Poker is one of the most popular card games in the world. It is a game that involves betting and bluffing, but it is also a game of strategy and math. The successful poker player has a deep understanding of probability and can make consistently accurate and logical decisions. He uses this skill along with a bit of psychology and acting to deceive his opponents. This combination of skills determines his profits in the long run, not luck or other factors.
In poker, players place their chips (representing money) into a pot at the beginning of each betting interval. The first player to act places his bet and each subsequent player must place in the pot a number of chips equal to or greater than the total contribution made by the previous player.
Once the first round of betting is complete, the dealer deals three cards face up on the table. These are community cards that everyone can use. This is called the flop.

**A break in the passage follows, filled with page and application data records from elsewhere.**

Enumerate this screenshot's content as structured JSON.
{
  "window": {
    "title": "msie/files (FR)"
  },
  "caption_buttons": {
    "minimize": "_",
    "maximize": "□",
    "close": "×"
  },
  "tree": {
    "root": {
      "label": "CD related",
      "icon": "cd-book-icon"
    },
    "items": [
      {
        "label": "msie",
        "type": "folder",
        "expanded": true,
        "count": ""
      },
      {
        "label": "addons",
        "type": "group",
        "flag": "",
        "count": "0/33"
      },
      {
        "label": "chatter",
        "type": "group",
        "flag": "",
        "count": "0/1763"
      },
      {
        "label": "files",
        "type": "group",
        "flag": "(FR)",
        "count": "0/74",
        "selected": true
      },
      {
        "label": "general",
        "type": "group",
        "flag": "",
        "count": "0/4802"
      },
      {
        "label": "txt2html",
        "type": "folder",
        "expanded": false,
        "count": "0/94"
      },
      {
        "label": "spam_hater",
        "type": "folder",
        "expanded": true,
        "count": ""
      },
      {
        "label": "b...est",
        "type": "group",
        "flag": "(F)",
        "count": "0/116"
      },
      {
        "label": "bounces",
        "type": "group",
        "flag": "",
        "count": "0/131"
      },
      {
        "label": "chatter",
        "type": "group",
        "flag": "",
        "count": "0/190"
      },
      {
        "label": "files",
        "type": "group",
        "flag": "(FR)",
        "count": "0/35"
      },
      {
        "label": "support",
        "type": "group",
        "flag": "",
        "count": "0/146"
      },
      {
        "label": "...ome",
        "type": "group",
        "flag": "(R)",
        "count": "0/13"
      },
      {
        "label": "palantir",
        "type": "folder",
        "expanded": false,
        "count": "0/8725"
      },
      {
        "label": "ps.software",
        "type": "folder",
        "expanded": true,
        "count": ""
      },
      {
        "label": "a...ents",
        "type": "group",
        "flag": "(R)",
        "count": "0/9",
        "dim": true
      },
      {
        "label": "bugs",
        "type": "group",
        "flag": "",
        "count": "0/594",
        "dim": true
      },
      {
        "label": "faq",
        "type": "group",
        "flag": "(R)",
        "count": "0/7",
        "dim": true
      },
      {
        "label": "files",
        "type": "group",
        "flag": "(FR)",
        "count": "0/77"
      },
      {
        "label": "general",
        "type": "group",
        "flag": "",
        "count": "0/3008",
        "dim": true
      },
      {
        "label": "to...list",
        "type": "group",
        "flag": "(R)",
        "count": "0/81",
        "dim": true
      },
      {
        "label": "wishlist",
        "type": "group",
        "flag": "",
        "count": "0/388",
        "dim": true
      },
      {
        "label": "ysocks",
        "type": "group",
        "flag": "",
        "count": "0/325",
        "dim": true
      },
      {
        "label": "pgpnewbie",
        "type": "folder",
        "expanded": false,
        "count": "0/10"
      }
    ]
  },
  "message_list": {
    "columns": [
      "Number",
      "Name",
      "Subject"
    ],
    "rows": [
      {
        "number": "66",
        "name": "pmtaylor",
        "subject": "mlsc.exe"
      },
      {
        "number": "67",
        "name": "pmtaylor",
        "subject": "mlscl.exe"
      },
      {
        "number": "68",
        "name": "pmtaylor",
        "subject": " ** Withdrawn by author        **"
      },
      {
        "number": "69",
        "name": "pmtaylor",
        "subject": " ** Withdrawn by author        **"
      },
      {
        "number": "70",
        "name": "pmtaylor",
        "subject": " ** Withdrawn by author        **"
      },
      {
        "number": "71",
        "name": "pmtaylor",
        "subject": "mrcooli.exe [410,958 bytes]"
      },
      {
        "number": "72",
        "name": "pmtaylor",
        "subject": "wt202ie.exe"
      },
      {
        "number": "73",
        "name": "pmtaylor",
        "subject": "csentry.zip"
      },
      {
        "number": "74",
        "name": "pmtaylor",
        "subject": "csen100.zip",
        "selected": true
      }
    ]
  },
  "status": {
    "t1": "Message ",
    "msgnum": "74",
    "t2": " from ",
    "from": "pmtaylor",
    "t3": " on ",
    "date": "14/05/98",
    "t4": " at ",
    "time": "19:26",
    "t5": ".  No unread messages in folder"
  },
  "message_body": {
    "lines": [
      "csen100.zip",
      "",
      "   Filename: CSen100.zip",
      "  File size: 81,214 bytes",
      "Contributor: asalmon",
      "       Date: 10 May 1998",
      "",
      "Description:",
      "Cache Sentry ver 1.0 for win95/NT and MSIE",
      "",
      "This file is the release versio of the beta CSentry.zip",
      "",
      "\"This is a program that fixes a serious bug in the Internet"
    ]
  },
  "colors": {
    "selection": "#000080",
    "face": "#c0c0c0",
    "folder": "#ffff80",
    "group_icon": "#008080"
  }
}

A good poker player learns to read his opponents and look for tells, which are unconscious habits the other players make that reveal information about their hands. These may be as subtle as a change in posture or as obvious as a gesture. He also knows that the better his own hand is, the more aggressively he should bet to drive weaker hands out of the pot. This will allow him to win the larger side pots and still profit from his strong main hand.